A number of Sioux items are also on the auction block. A beaded hide war shirt, circa 1900, is decorated with sinew sewn beadwork and expected to sell for $20,000+. A beaded hide bowcase and quiver, circa 1880, is decorated with green, blue, white-heart red and yellow glass seed beads and trimmed with red wool trade cloth. Accompanied by a bow and four arrows, the lot is estimated at $15,000+. A pictographic painted hide shield, circa 1890, features a combat scene of three mounted Sioux opposing a Crow man with a bow and arrow, and is expected to bring $8,000+.
Additional hand-worked artifacts in the sale include a Crow womans beaded hide parade saddle, which is expected to bring $5,000+, and a fringed Ute beaded hide rifle scabbard, circa 1890, which carries an estimate of $5,000+.
Among the weavings is a Navajo moki serape, circa 1880, featuring natural shades of ivory, brown and indigo blue and aniline shades of salmon, with bands of alternating designs against a finely banded moki ground. Measuring 74 inches long, the serape is expected to bring $8,000+.

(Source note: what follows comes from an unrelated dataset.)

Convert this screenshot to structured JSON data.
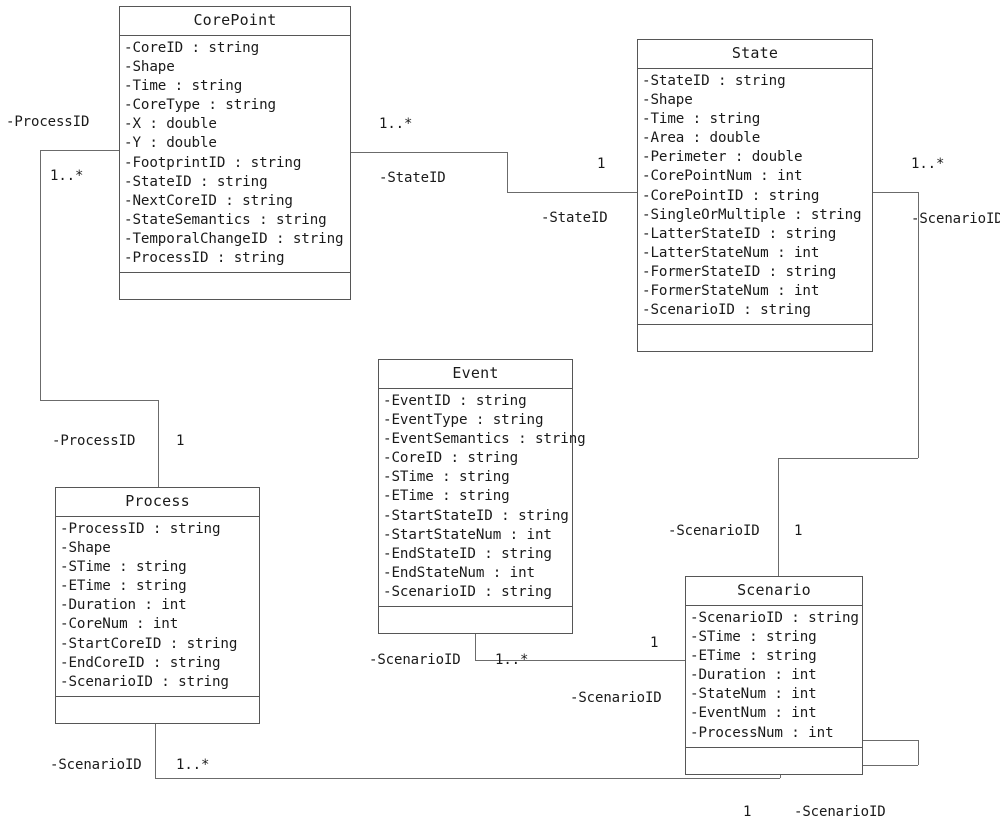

More than 60 lots of photography pertaining to the American Indian are featured most came from a single collection. An 8 x 10 inch image titled Decorating Pottery by famed American Indian photographer Edward S. Curtis may bring $1,000+. An 1883 photo by Frank J. Haynes of Shoshone Indians during President Chester A. Arthurs tour of Wyoming is expected to bring $1,500+ and a single lot of 10 carte-de-visite photos of Navajo Indians by Nicholas Brown and Son of Santa Fe, N.M., may bring $1,500+. The scarce grouping is by one of the earliest New Mexico photographers active in Santa Fe between 1866 and 1872.